2 Potential Complications With Tooth Extraction

Posted on: 23 March 2015

Dentists usually try to save a tooth if there's a chance it can remain healthy. But, sometimes a tooth is so far gone, so extraction is the only option. Extraction is a routine procedure performed often in most dentist offices. However, it is also a medical procedure and as such carries a risk for some complications.

What do you need to watch out for if you need a tooth extraction?

Dry Socket

When a tooth extraction goes as planned, the tooth is pulled and a blood clot forms over the hole to speed up the healing process. In rare cases, this clot either doesn't form or doesn't stay where it's supposed to. This leaves you with a hole that can expose part of your jawbone.

Dry socket can cause pain and sensitivity to the area of the extracted tooth and can also radiate throughout your head. Chewing and speaking might become difficult. Your dentist can alleviate this pain by irrigating the hole with antibacterial solution and then applying a topical dressing over the hole. This dressing will need to be changed until the hole starts to heal on its own.

Some lifestyle changes before the extraction can lessen your risk for dry socket. Tobacco users, poor oral health and hormonal issues can all increase the chance you will develop dry socket. Some of those problems are easier to treat than others, but it's best to go into the extraction procedure as healthy as possible.

Bite Problems

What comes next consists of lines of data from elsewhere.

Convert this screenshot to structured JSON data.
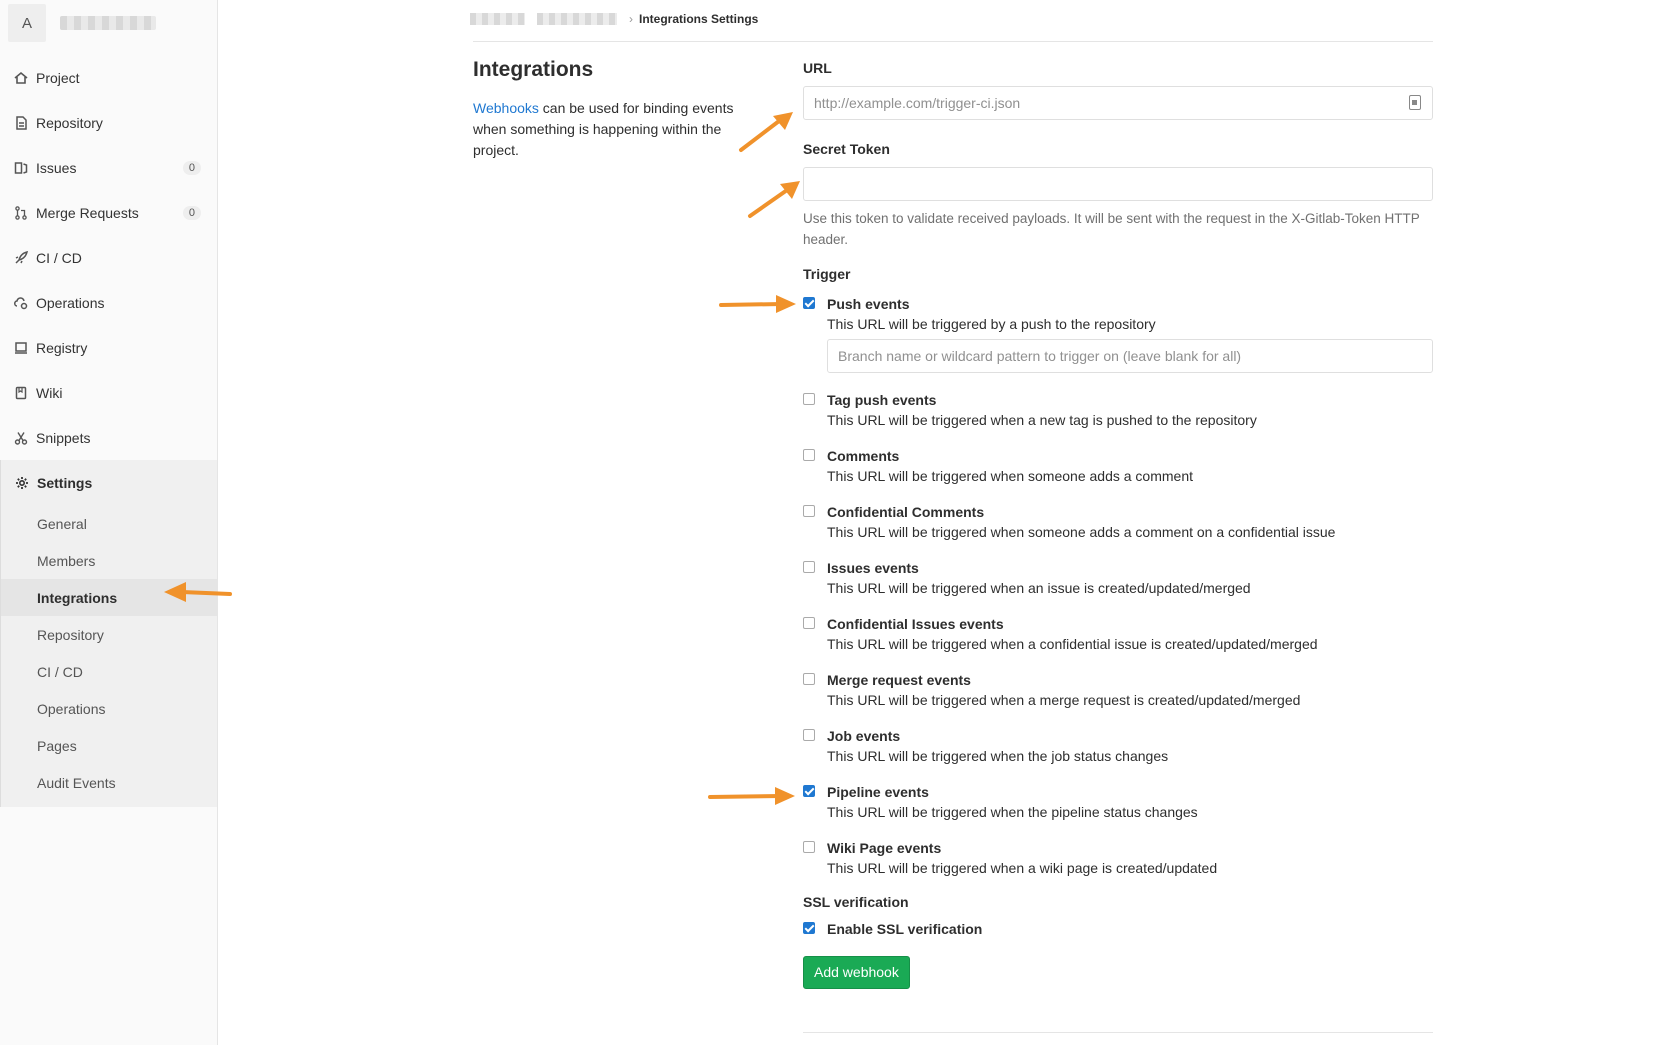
{
  "sidebar": {
    "avatar_letter": "A",
    "items": [
      {
        "label": "Project",
        "icon": "home-icon"
      },
      {
        "label": "Repository",
        "icon": "doc-icon"
      },
      {
        "label": "Issues",
        "icon": "issues-icon",
        "count": "0"
      },
      {
        "label": "Merge Requests",
        "icon": "merge-request-icon",
        "count": "0"
      },
      {
        "label": "CI / CD",
        "icon": "rocket-icon"
      },
      {
        "label": "Operations",
        "icon": "cloud-gear-icon"
      },
      {
        "label": "Registry",
        "icon": "registry-icon"
      },
      {
        "label": "Wiki",
        "icon": "book-icon"
      },
      {
        "label": "Snippets",
        "icon": "scissors-icon"
      }
    ],
    "settings": {
      "label": "Settings",
      "icon": "gear-icon",
      "subitems": [
        "General",
        "Members",
        "Integrations",
        "Repository",
        "CI / CD",
        "Operations",
        "Pages",
        "Audit Events"
      ],
      "active": "Integrations"
    }
  },
  "breadcrumb": {
    "current": "Integrations Settings"
  },
  "intro": {
    "title": "Integrations",
    "link_text": "Webhooks",
    "text": " can be used for binding events when something is happening within the project."
  },
  "form": {
    "url_label": "URL",
    "url_placeholder": "http://example.com/trigger-ci.json",
    "token_label": "Secret Token",
    "token_help": "Use this token to validate received payloads. It will be sent with the request in the X-Gitlab-Token HTTP header.",
    "trigger_label": "Trigger",
    "branch_placeholder": "Branch name or wildcard pattern to trigger on (leave blank for all)",
    "triggers": [
      {
        "title": "Push events",
        "desc": "This URL will be triggered by a push to the repository",
        "checked": true
      },
      {
        "title": "Tag push events",
        "desc": "This URL will be triggered when a new tag is pushed to the repository",
        "checked": false
      },
      {
        "title": "Comments",
        "desc": "This URL will be triggered when someone adds a comment",
        "checked": false
      },
      {
        "title": "Confidential Comments",
        "desc": "This URL will be triggered when someone adds a comment on a confidential issue",
        "checked": false
      },
      {
        "title": "Issues events",
        "desc": "This URL will be triggered when an issue is created/updated/merged",
        "checked": false
      },
      {
        "title": "Confidential Issues events",
        "desc": "This URL will be triggered when a confidential issue is created/updated/merged",
        "checked": false
      },
      {
        "title": "Merge request events",
        "desc": "This URL will be triggered when a merge request is created/updated/merged",
        "checked": false
      },
      {
        "title": "Job events",
        "desc": "This URL will be triggered when the job status changes",
        "checked": false
      },
      {
        "title": "Pipeline events",
        "desc": "This URL will be triggered when the pipeline status changes",
        "checked": true
      },
      {
        "title": "Wiki Page events",
        "desc": "This URL will be triggered when a wiki page is created/updated",
        "checked": false
      }
    ],
    "ssl_label": "SSL verification",
    "ssl_option": "Enable SSL verification",
    "ssl_checked": true,
    "submit_label": "Add webhook"
  },
  "colors": {
    "accent_blue": "#1f78d1",
    "button_green": "#1aaa55",
    "annotation_arrow": "#f0922b"
  }
}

It might seem like leaving the extraction hole in your mouth is merely a cosmetic problem. But even adult teeth are constantly experiencing slight shifts in position. When all of the teeth are present, this doesn't cause a problem because the neighboring teeth keep each other from moving too far.

But, a missing tooth takes away that support structure for the neighboring teeth. This can cause the other teeth to either lean inwards towards the hole. If this leaning is pronounced enough, you can develop a bite issue called a crossbite.

A crossbite can make it difficult or uncomfortable to chew, speak or even to hold your mouth closed comfortably. The condition can be treated with braces, but the missing tooth would again cause problems with allowing teeth to move where they shouldn't.

Possible replacement options for a missing tooth include a bridge or a dental implant. A bridge has a full artificial tooth suspended between two artificial crowns that are bonded over neighboring teeth for stability. Dental implants involve fusing a metal root to your jawbone and then snapping artificial teeth over the new metal posts.